Without a common good or a vision of the common good, the political community can fall prey to ethical relativism. Ethical relativism emerges in a democracy when it no longer acts in the belief that a common good can be built upon a shared or ultimate truth beyond what the community declares. When a community no longer sees an ultimate truth as a guide, it is ripe to be manipulated by what the majority or the government decide.
This is the risk of an alliance between democracy and ethical relativism, which would remove any sure moral reference point from political and social life, and on a deeper level make the acknowledgement of truth impossible. Indeed ‘if there is no ultimate truth to guide and direct political activity, then ideas and convictions can easily be manipulated for reasons of power. As history demonstrates, a democracy without values easily turns into open or thinly disguised totalitarianism’” (No. 101).
In a curious twist, we find that Trump has never mentioned the common good in his campaign speeches, his tweets, or any White House statement and attacks the news, which attempts to report the truth of what the government or Trump does, as “fake news.” Throughout his campaign speeches he never spoke of the common good and his behaviour and speeches have focused on his individual good and the good of his party. To this extent, Trump forces us to consider his character since he presents himself as an authoritative measure, the standard, by which the good of the country is to be understood. When he did refer to the good of his country, it reflected the good of his party and his personal good. If he is founding a new order for all time, then it reflects his interests not a common interest or a common good that can be shared. As it cannot be shared, it raises questions about the American common good and the common good that defines the West. If this common good is in question, as Heidegger’s alternative in 1933 suggested and Trump appears to be revisiting, then the we face a path, a difficult path, but one that gives us a choice.

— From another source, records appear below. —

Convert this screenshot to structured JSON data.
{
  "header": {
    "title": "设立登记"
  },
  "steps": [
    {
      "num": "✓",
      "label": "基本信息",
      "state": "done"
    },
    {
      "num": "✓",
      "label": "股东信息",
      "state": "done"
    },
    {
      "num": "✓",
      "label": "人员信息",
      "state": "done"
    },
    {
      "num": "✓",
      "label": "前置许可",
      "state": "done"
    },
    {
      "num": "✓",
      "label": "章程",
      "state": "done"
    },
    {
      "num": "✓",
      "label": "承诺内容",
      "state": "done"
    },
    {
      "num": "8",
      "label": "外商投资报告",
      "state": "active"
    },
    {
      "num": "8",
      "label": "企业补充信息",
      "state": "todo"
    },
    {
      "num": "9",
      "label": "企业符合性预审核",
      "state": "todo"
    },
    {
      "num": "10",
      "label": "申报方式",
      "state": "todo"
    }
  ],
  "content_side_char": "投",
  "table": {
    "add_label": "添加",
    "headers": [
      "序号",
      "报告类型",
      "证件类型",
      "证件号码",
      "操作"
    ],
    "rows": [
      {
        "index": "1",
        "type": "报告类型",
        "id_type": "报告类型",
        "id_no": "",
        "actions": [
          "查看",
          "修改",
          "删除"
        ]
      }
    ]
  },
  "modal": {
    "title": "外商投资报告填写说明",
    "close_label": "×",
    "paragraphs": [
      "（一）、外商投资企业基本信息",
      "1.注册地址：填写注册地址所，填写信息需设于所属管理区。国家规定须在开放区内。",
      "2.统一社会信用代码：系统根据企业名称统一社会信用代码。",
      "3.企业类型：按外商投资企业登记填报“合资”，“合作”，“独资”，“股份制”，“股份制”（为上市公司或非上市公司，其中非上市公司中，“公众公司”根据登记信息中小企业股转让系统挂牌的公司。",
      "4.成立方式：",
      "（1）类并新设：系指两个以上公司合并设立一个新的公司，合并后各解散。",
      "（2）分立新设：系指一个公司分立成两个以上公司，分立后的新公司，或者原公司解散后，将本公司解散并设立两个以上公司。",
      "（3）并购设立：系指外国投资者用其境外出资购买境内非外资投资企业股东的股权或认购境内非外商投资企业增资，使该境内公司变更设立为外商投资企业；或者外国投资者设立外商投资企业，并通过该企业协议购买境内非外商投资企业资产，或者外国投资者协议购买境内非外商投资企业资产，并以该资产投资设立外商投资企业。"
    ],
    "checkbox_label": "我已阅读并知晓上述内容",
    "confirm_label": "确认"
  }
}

If Trump is suggesting a political community that endures by will alone, it raises the question of whether he is a statesman weaving together the polity’s disparate strands to create a protective web of state. In other words, he does not appear to be creating a common good within his speech. Even if he seeks to re-found the common good on a different basis, neither he nor his speech writers appear to understand the forces they seek to evoke or have unleashed. That the echoes of Heidegger’s speech infuse Trump’s speech in a place where Heidegger’s vision, or at least a variation on it, was put into practice, should cause us to question whether Trump has the vision to heal what has been damaged, if not broken, in America by the 11 September 2001 attack. Jerusalem Avenue does not show us the triumph of the will. Instead, it shows us danger arrives when one forgets the common good and seeks to find certainty in a leader’s will. We are now forced to consider if they seek to awaken what has been long suppressed, an alternative to the common good, in the sheer hubris that this time it will be different. Yet, such a view, if it is indeed what they want, lacks the moderation or grace to understand not so much where this statesmanship leads, but that it pursues a goal that is ultimately self-defeating for it lacks the moderation and grace needed to sustain a common good that for decent politics that neither destroys faith or reason.